The halftime stats aptly reflected West Adelaide’s inefficiency; shooting at 36% and turning the ball over 12 times. Their defence had kept them in the game with Southern only having 41 points on the board heading into the second half.
Coach Brenton says his side’s first-half performance put them in a precarious position for the rest of the game.
“In any sport, there is a focus on what happens in the last quarter, but we gave them a 10-point head start in the first quarter, we weren’t switched on with our finishing,” Coach Brenton says.
“I thought our defence was pretty good all game, it’s just that we didn’t finish as well as we should have.”
Despite the poor first half, West Adelaide looked like they might claim a finals spot as the game got underway after halftime.
The Bearcats started consistently knocking down shots, and a run of 11 unanswered points meant the home side were up for the first time all night halfway through the third quarter.
Tahlia Fejo led the comeback with 8 points including an acrobatic three-point play which had the crowd on their feet. Keeley Pearce chipped in with an unlikely jump shot followed by a huge block on Southern’s Ashley Olvera.
But Molly McKendrick’s fadeaway just before the three-quarter time break gave Southern some momentum heading into the final quarter, cutting West Adelaide’s lead to an uncomfortable 59-55.
After being kept quiet for the majority of the game, Demi Skinner came alive for the Tigers when it counted; scoring 8 points in the first five minutes of the fourth quarter.
On the other side of the court, West Adelaide’s offence stuttered at the crucial moment and could only muster 10 points in the final 10 minutes.
The last quarter of West Adelaide’s season was littered with shaky moments and uncharacteristic missed shots; Coach Brenton says that while pressure played a role in their poor finish, they gave themselves too much to do in the long run.
“To be honest and this will sound a little bit stupid, but they didn’t beat us…we just didn’t finish, we didn’t do the things to get us over the line,” Coach Brenton says.
“I think pressure does play a part and people tightened up a little bit and that’s what’s natural.
“They’re going to be the obvious ones that people talk about but at the end of the day we shouldn’t have been in that position.”
Despite a heartbreaking end to the season, the vibes around West Adelaide’s womens program are very positive, and a bright future is ahead for a group which improved significantly on their 7-11 record last season.
“The pleasing thing about this group is that they’re young…10-8 is a good record for an average age of 22,”
“Let’s not forget in our starting five tonight we had a girl that’s come out of the under 18s last year (Jasmin Fejo), we’ve got Molly Whitmore who’s still playing under 18s.
“80-90% of the group have been through our under 10s program all the way up through juniors so there’s a lot to love about the group.”
The Bearcats also said goodbye to loved and respected veteran Alice Gee, who retired after over 150 games in the league.

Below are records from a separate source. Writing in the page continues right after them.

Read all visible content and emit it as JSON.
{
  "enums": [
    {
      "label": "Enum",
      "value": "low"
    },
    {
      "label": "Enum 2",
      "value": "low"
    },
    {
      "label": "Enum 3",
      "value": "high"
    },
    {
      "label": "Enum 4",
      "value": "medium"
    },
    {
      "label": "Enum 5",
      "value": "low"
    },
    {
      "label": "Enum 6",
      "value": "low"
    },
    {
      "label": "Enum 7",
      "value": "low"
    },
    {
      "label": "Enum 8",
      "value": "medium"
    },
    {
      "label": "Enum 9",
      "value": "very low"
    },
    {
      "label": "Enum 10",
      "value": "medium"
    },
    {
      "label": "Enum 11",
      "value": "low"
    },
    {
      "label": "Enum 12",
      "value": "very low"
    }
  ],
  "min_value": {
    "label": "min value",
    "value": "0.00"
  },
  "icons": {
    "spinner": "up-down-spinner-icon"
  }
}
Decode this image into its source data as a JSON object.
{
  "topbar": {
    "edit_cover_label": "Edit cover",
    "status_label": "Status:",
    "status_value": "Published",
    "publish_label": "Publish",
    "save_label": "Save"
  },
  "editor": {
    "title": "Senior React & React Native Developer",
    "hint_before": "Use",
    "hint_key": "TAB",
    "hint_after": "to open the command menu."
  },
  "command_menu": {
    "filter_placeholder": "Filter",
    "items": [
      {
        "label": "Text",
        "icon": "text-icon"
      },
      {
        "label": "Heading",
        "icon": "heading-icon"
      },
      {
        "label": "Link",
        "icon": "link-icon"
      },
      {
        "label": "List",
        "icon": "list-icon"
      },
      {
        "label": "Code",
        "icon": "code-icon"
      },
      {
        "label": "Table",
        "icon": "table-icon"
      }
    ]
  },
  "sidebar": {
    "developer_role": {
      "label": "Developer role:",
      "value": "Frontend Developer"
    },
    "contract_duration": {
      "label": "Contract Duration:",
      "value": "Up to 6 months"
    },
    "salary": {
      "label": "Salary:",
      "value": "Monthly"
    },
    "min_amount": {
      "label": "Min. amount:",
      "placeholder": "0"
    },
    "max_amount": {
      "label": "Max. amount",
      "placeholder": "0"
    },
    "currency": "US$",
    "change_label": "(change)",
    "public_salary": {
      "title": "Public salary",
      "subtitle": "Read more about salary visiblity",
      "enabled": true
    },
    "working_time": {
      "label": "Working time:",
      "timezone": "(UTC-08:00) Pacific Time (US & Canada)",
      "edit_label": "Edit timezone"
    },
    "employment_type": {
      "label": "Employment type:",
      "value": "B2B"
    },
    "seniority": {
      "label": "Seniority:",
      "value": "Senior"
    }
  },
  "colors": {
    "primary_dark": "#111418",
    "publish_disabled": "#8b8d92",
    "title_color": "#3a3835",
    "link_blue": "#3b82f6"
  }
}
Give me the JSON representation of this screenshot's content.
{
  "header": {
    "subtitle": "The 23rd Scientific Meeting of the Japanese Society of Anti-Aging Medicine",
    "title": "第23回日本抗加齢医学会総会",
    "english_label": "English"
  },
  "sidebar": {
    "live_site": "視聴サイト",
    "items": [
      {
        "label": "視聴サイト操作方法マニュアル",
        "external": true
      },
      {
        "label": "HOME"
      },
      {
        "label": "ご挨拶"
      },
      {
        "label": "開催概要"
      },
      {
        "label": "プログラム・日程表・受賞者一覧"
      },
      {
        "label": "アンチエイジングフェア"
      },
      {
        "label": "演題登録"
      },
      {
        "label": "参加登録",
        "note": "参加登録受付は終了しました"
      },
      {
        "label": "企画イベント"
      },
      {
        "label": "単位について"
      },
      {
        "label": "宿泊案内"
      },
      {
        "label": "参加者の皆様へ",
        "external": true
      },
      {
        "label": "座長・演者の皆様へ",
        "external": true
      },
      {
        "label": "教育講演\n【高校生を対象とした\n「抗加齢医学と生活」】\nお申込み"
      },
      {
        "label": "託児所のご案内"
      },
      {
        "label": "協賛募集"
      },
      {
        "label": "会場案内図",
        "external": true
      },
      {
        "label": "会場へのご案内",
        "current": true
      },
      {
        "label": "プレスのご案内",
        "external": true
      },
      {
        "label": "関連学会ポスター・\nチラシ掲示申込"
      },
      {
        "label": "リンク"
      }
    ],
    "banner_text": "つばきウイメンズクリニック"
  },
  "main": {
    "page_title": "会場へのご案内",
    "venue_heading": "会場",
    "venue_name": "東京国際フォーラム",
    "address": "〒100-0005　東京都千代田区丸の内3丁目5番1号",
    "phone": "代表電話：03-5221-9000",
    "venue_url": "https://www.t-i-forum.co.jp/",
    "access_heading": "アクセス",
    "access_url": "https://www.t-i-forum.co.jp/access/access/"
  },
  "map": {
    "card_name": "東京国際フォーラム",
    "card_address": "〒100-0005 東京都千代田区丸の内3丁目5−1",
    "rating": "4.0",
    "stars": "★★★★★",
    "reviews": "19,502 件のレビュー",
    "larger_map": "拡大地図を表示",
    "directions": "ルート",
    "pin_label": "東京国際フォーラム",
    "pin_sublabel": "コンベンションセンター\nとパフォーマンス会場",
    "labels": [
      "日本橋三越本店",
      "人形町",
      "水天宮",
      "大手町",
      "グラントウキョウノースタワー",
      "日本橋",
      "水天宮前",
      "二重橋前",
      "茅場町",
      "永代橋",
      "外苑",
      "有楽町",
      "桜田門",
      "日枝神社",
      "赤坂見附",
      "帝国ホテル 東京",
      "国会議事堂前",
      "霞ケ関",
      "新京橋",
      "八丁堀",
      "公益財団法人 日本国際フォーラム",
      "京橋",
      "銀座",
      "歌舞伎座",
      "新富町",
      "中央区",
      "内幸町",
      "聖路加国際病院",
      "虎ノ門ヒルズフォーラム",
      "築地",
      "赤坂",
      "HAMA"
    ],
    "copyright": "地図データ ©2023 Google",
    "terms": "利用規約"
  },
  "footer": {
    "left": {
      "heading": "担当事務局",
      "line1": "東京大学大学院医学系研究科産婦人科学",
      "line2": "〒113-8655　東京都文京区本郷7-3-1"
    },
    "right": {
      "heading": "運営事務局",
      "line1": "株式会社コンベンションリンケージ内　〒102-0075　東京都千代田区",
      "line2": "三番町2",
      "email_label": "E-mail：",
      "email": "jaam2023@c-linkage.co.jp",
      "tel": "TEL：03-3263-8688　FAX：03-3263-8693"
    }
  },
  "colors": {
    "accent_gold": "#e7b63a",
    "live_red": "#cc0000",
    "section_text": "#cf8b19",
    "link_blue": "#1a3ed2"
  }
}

In a heartfelt Facebook post after the game, West Adelaide Assistant Coach Morgan Treloar thanked Gee for her time at the club.
“A much-loved junior coach, Alice has touched the hearts of many,” Coach Treloar wrote.
“Perhaps more valuable than her ever obvious talent was her heart, her kindness and her willingness to give selflessly to our club and our juniors.”
“We couldn’t be prouder of the player, coach and person that she is.”